**What you should do:**
Print each of the entries exactly, leaving nothing out.

Items from an interface collection:
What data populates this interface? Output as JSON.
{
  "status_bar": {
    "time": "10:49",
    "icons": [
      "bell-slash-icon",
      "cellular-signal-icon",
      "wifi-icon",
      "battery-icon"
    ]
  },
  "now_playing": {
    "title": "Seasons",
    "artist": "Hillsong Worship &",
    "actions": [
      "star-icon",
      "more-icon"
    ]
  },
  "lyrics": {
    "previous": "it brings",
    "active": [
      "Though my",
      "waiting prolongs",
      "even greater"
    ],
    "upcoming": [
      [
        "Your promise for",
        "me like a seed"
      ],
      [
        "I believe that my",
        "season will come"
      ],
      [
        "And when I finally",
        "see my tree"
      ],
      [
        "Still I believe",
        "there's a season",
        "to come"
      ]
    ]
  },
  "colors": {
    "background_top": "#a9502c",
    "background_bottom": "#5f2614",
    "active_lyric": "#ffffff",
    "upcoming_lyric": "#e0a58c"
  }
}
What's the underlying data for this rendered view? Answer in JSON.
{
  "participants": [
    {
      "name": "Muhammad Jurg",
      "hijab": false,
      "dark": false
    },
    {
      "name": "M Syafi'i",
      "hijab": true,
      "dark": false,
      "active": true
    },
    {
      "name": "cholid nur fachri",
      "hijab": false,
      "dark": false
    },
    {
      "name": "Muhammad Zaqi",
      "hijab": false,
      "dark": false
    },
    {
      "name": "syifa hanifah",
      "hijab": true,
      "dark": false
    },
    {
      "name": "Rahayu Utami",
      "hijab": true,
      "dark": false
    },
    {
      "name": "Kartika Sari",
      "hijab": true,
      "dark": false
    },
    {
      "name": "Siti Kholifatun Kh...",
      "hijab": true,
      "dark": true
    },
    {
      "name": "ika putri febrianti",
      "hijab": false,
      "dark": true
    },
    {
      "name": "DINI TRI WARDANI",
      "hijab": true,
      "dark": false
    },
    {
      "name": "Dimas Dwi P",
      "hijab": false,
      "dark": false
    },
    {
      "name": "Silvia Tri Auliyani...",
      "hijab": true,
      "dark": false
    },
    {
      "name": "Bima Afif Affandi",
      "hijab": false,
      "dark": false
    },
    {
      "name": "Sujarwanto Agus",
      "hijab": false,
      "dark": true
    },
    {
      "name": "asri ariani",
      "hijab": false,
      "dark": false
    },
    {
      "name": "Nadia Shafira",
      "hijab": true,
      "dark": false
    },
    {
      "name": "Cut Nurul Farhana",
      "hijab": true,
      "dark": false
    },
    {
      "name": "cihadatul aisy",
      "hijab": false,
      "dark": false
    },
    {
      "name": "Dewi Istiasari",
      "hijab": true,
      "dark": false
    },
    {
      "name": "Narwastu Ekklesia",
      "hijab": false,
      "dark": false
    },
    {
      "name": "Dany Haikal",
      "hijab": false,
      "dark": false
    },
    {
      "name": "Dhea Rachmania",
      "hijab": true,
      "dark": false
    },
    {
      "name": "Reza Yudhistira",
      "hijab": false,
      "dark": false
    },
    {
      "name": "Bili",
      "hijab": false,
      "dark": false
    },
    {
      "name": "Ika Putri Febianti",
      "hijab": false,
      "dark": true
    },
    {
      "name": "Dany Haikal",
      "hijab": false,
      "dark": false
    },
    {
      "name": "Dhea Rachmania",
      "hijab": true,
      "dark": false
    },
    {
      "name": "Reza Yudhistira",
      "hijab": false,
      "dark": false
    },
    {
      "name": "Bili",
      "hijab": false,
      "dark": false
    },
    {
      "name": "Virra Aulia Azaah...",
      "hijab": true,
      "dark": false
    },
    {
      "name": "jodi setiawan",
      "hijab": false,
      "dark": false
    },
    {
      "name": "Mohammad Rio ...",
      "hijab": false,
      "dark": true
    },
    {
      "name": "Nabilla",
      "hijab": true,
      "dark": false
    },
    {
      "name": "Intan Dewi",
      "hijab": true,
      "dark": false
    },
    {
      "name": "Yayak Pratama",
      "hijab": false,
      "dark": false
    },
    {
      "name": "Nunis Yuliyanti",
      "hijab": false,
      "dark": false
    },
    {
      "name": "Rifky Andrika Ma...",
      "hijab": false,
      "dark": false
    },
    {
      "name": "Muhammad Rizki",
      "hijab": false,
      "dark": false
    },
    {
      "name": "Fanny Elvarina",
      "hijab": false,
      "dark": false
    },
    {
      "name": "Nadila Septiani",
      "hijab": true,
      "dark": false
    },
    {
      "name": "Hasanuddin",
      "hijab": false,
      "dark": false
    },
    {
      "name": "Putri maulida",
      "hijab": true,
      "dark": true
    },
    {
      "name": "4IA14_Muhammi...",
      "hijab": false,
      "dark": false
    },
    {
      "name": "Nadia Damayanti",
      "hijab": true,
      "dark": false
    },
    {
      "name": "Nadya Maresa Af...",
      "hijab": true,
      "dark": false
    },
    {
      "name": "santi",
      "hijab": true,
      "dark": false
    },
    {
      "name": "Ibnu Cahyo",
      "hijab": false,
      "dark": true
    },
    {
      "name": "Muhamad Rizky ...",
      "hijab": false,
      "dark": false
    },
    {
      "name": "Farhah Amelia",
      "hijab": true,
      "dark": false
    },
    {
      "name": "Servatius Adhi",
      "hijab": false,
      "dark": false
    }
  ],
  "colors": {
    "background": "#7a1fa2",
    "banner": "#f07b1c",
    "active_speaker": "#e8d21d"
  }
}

**The answer:**
What data populates this interface? Output as JSON.
{
  "status_bar": {
    "time": "10:49",
    "icons": [
      "bell-slash-icon",
      "cellular-signal-icon",
      "wifi-icon",
      "battery-icon"
    ]
  },
  "now_playing": {
    "title": "Seasons",
    "artist": "Hillsong Worship &",
    "actions": [
      "star-icon",
      "more-icon"
    ]
  },
  "lyrics": {
    "previous": "it brings",
    "active": [
      "Though my",
      "waiting prolongs",
      "even greater"
    ],
    "upcoming": [
      [
        "Your promise for",
        "me like a seed"
      ],
      [
        "I believe that my",
        "season will come"
      ],
      [
        "And when I finally",
        "see my tree"
      ],
      [
        "Still I believe",
        "there's a season",
        "to come"
      ]
    ]
  },
  "colors": {
    "background_top": "#a9502c",
    "background_bottom": "#5f2614",
    "active_lyric": "#ffffff",
    "upcoming_lyric": "#e0a58c"
  }
}
What's the underlying data for this rendered view? Answer in JSON.
{
  "participants": [
    {
      "name": "Muhammad Jurg",
      "hijab": false,
      "dark": false
    },
    {
      "name": "M Syafi'i",
      "hijab": true,
      "dark": false,
      "active": true
    },
    {
      "name": "cholid nur fachri",
      "hijab": false,
      "dark": false
    },
    {
      "name": "Muhammad Zaqi",
      "hijab": false,
      "dark": false
    },
    {
      "name": "syifa hanifah",
      "hijab": true,
      "dark": false
    },
    {
      "name": "Rahayu Utami",
      "hijab": true,
      "dark": false
    },
    {
      "name": "Kartika Sari",
      "hijab": true,
      "dark": false
    },
    {
      "name": "Siti Kholifatun Kh...",
      "hijab": true,
      "dark": true
    },
    {
      "name": "ika putri febrianti",
      "hijab": false,
      "dark": true
    },
    {
      "name": "DINI TRI WARDANI",
      "hijab": true,
      "dark": false
    },
    {
      "name": "Dimas Dwi P",
      "hijab": false,
      "dark": false
    },
    {
      "name": "Silvia Tri Auliyani...",
      "hijab": true,
      "dark": false
    },
    {
      "name": "Bima Afif Affandi",
      "hijab": false,
      "dark": false
    },
    {
      "name": "Sujarwanto Agus",
      "hijab": false,
      "dark": true
    },
    {
      "name": "asri ariani",
      "hijab": false,
      "dark": false
    },
    {
      "name": "Nadia Shafira",
      "hijab": true,
      "dark": false
    },
    {
      "name": "Cut Nurul Farhana",
      "hijab": true,
      "dark": false
    },
    {
      "name": "cihadatul aisy",
      "hijab": false,
      "dark": false
    },
    {
      "name": "Dewi Istiasari",
      "hijab": true,
      "dark": false
    },
    {
      "name": "Narwastu Ekklesia",
      "hijab": false,
      "dark": false
    },
    {
      "name": "Dany Haikal",
      "hijab": false,
      "dark": false
    },
    {
      "name": "Dhea Rachmania",
      "hijab": true,
      "dark": false
    },
    {
      "name": "Reza Yudhistira",
      "hijab": false,
      "dark": false
    },
    {
      "name": "Bili",
      "hijab": false,
      "dark": false
    },
    {
      "name": "Ika Putri Febianti",
      "hijab": false,
      "dark": true
    },
    {
      "name": "Dany Haikal",
      "hijab": false,
      "dark": false
    },
    {
      "name": "Dhea Rachmania",
      "hijab": true,
      "dark": false
    },
    {
      "name": "Reza Yudhistira",
      "hijab": false,
      "dark": false
    },
    {
      "name": "Bili",
      "hijab": false,
      "dark": false
    },
    {
      "name": "Virra Aulia Azaah...",
      "hijab": true,
      "dark": false
    },
    {
      "name": "jodi setiawan",
      "hijab": false,
      "dark": false
    },
    {
      "name": "Mohammad Rio ...",
      "hijab": false,
      "dark": true
    },
    {
      "name": "Nabilla",
      "hijab": true,
      "dark": false
    },
    {
      "name": "Intan Dewi",
      "hijab": true,
      "dark": false
    },
    {
      "name": "Yayak Pratama",
      "hijab": false,
      "dark": false
    },
    {
      "name": "Nunis Yuliyanti",
      "hijab": false,
      "dark": false
    },
    {
      "name": "Rifky Andrika Ma...",
      "hijab": false,
      "dark": false
    },
    {
      "name": "Muhammad Rizki",
      "hijab": false,
      "dark": false
    },
    {
      "name": "Fanny Elvarina",
      "hijab": false,
      "dark": false
    },
    {
      "name": "Nadila Septiani",
      "hijab": true,
      "dark": false
    },
    {
      "name": "Hasanuddin",
      "hijab": false,
      "dark": false
    },
    {
      "name": "Putri maulida",
      "hijab": true,
      "dark": true
    },
    {
      "name": "4IA14_Muhammi...",
      "hijab": false,
      "dark": false
    },
    {
      "name": "Nadia Damayanti",
      "hijab": true,
      "dark": false
    },
    {
      "name": "Nadya Maresa Af...",
      "hijab": true,
      "dark": false
    },
    {
      "name": "santi",
      "hijab": true,
      "dark": false
    },
    {
      "name": "Ibnu Cahyo",
      "hijab": false,
      "dark": true
    },
    {
      "name": "Muhamad Rizky ...",
      "hijab": false,
      "dark": false
    },
    {
      "name": "Farhah Amelia",
      "hijab": true,
      "dark": false
    },
    {
      "name": "Servatius Adhi",
      "hijab": false,
      "dark": false
    }
  ],
  "colors": {
    "background": "#7a1fa2",
    "banner": "#f07b1c",
    "active_speaker": "#e8d21d"
  }
}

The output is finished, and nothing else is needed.